PHIL CROMPTON, communications consultant: Only if there's an interesting sales pitch. I always give something to the guy who does Ravel's Bolero on the clarinet at Green Park station, and the one who does 'Careless Whisper' on the sax at Leicester Square.
JULIE BURCHILL, journalist and novelist: My dad was a Communist who told me never to give money to beggars as it was putting an Elastoplast over the wounds of the system, but I'm sentimental. I don't give to young men who demand money aggressively, but I do give to women with children and old people. I once gave a pounds 50 note to a tramp in Soho - I'm the softest touch in the world, I wasn't even drunk.
COLIN WADE, computer programmer: I don't give money, but I buy the Big Issue. I don't read it because it's so boring, but I carry it prominently around so the sellers can see I've got it.
MELANIE KOTZ, radiographer, on holiday from New York: I don't give because I just don't see them any more, I tune them out. I guess that's pretty disgusting, but the shameful thing is that they are there at all, not the fact that people don't give them enough.
PHIL, ticket inspector, London Underground: No I don't, they're a bloody nuisance. They make the station look a mess, they pee anywhere, they intimidate people. I feel sorry for the poor sods, but there are places they can go, hostels and that.
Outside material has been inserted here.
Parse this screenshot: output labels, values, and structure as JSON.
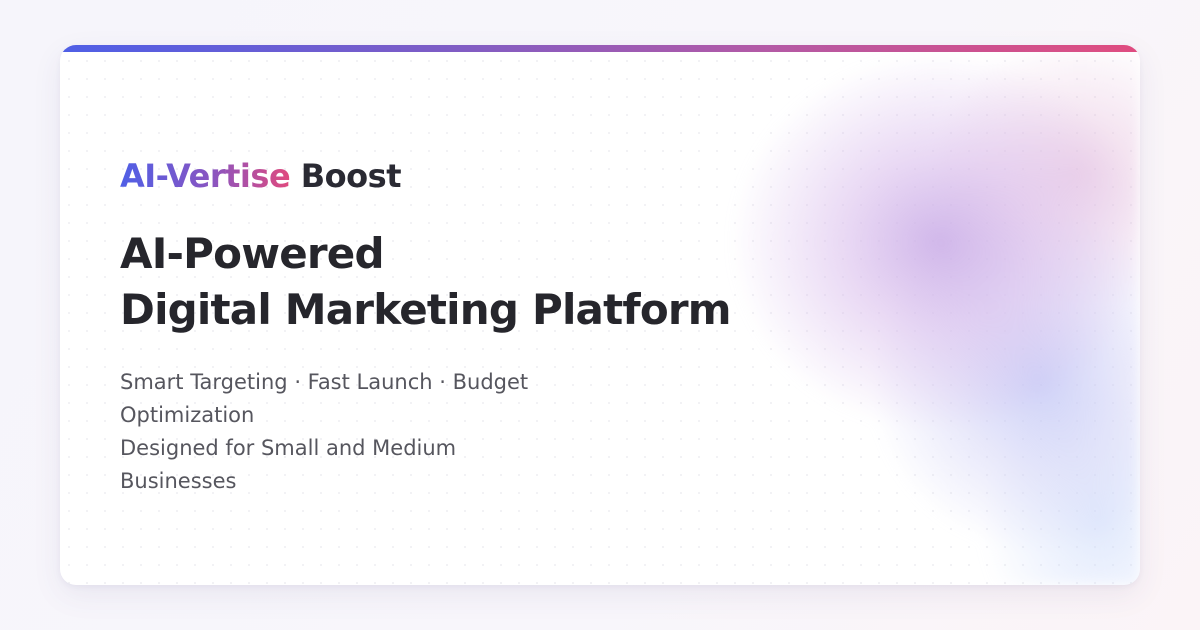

RACHEL NEWSON, market researcher: I'll always give a couple of quid to a kid or a girl my own age who's out begging. I just think if anyone who looks normal is desperate enough to ask me for cash, then I can spare it. Now that it's freezing, I'm horrified to think of people out with nowhere to go. I wouldn't leave my cat out in winter, let alone another human being.Reuse content